Brexit clauses – an update
In the initial aftermath of the Brexit vote in 2016, we published a short blog on the inclusion of Brexit clauses in contracts, see here. This new blog identifies some of the contractual issues we have encountered since then relating to Brexit. Addressing potential risks relating to Brexit in contracts has been given increasing focus by many of our clients because of the uncertainty over the shape that Brexit will take – particularly whether we will have a managed exit with a transition period and trade deal or not (the “Hard Brexit” scenario).
Force majeure clauses absolve parties of their contractual responsibilities if circumstances beyond their control prevent their fulfilment. Common examples are acts of God, war, or industrial action. Previously often given little focus and treated as part of the contract “boilerplating”, whether Brexit is a circumstance that would or should come with the definition of a force majeure has been increasingly debated in contract negotiations.
We are finding that to help avoid uncertainty, parties are choosing to expressly exclude Brexit from the definition of a force majeure event. As long as the contracting parties have, as far as possible, assessed and made provision for the potential consequences of the different Brexit scenarios, then this can be a sensible position for both parties to adopt, because the end result of Brexit is still unknown so including Brexit into a force majeure clause in a fair and enforceable way is difficult. It may be preferable to consider “hardship” clauses or other mechanisms to given your contract the flexibility that the current unpredictable landscape requires.
We are now experiencing some contracting parties requesting the inclusion of express indemnities for any issues caused by Brexit. Some of the main concerns are around disruption to supply lines caused by licensing/regulatory issues as well as customs and border checks . In modern logistics operations short delivery times means that companies no longer retain much storage space nor keep large quantities of stock.
Indemnities may seem like a great way to protect your position as they shift the risk of undesirable effects of Brexit onto your counterparty.
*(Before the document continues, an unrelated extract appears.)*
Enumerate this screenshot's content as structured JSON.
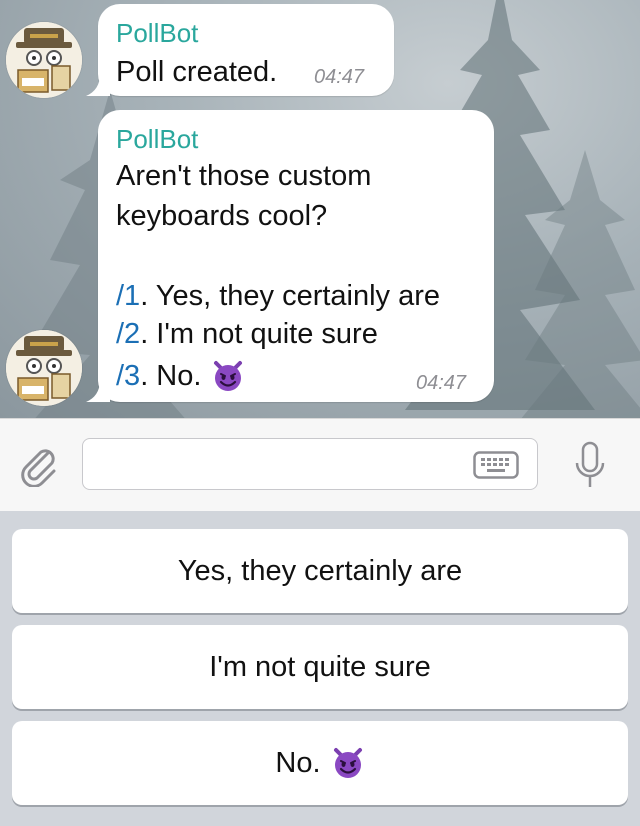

However, careful drafting is needed to ensure you get the cover you need and they are only of use if the party giving to them is able to honour them (which won’t be the case if they are pushed into insolvency).. Although certainly better to have than not, in practice, it is rarely in a party’s interests to have to claim under an indemnity – practical mitigation is usually a better option – so check your suppliers have made appropriate plans to deal with any negative effects of Brexit.
Contracts may be “frustrated” if an event outside of the control of the parties renders performance of the contract physically or commercial impossible. The effect is that the contract “falls away” and each party is released from ongoing obligations. The bar is set high for frustration – the event needs to have radically changed the nature and performance of the contract – it’s not enough for it simply to have caused hardship or inconvenience and its usually only effective in cases of war or similar, but a case currently progressing through the courts is testing whether Brexit may frustrate a lease. See our detailed blog here. The result of this case has implications not just for property cases, but also for general contract law because it will give an indication as to how a court might view Brexit.
Update 8th March 2019: The case between Canary Wharf and the European Medicines agency has now been heard in the High Court, where the judge has ruled the in this case Brexit did not frustrate the lease. However, the judge did find that Brexit was not a “reasonably foreseeable event” when the agreements for lease were signed (in August 2011), so the ruling does not necessarily preclude parties from claiming Brexit as a frustrating event in relation to other contracts signed before Brexit became reasonably foreseeable. The EMA do also have the possibility of appealing the ruling.
For more information about Brexit clauses, please contact Kathryn Rogers at email@example.com or 01892 506 147.